Though only open for a few weeks, the new Italian Market on Washington, has already received top marks from reviewers of every level. She Eats and I adventured over to Raia's Italian Market on Sunday to give it a whirl.
A few things to note:
-- There is no sign out front yet (Marketing 101?), but the windows are filled with all things Italian-esque.
-- This is both restaurant and Italian market; the market selection is limited, but intriguing. Mmmm, cheese!
-- Though Italian by trade, there is a certain Cajun connection (Cajun pizza, New Orleans pasta, shrimp po’ boys, and more).
-- Service was downright refreshing. The entire staff was friendly and outgoing. Which was good. Since I had a jabillion questions.
We started with the “Cakes and Claws,” two large crab cakes and a six (count ‘em) fried crab claws. Now slap my arse and call me gumbo – this appetizer ruled the roost. The cakes were loaded with fresh crab meat and topped with a semi-spicy remoulade sauce. The claws were breaded with cornmeal and lightly fried to perfection. This app was plenty for two people.
Next came the pasta. I ordered the Carmine (rigatoni with Italian sausage, broccoli, and tomato). With no real sauce to keep it together, this dish wasn’t quite to my liking. While the broccoli was done right and the pasta, itself, great, the sausage was overly anise-seed-y, which made the dish too bitter. Sad face.
Never fear, though. I was happy to beg bites off Katharine, who ordered the Corleone (angelhair with eggplant, black olives, capers, and ricotta with marinara). This? Is what I dream of when I dream of pasta. The ricotta blended beautifully with the marinara, coating the pasta in a creamy, tomatoey glaze. And the rest of the flavors mixed marvelously.
We wrapped up with a “mini cannoli,” which is a nice-sized taste for a post-meal splurge. The almond-flavored outer shell was good enough, but the custard inside was what made my heart flutter.

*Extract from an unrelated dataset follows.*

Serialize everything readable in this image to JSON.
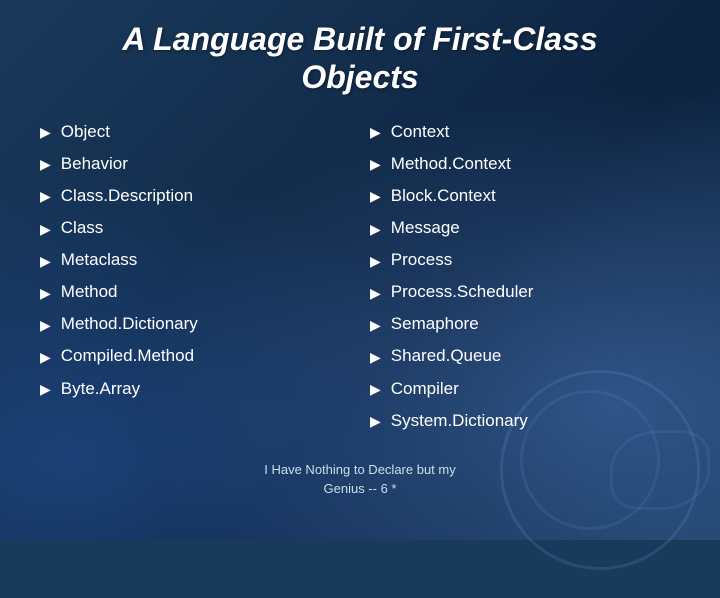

Add a sprinkle of pistachios, and then ask yourself why you’d bother to order the “mini” cannoli as opposed to the “regular.”
Raia – 4500 Washington, suite 200.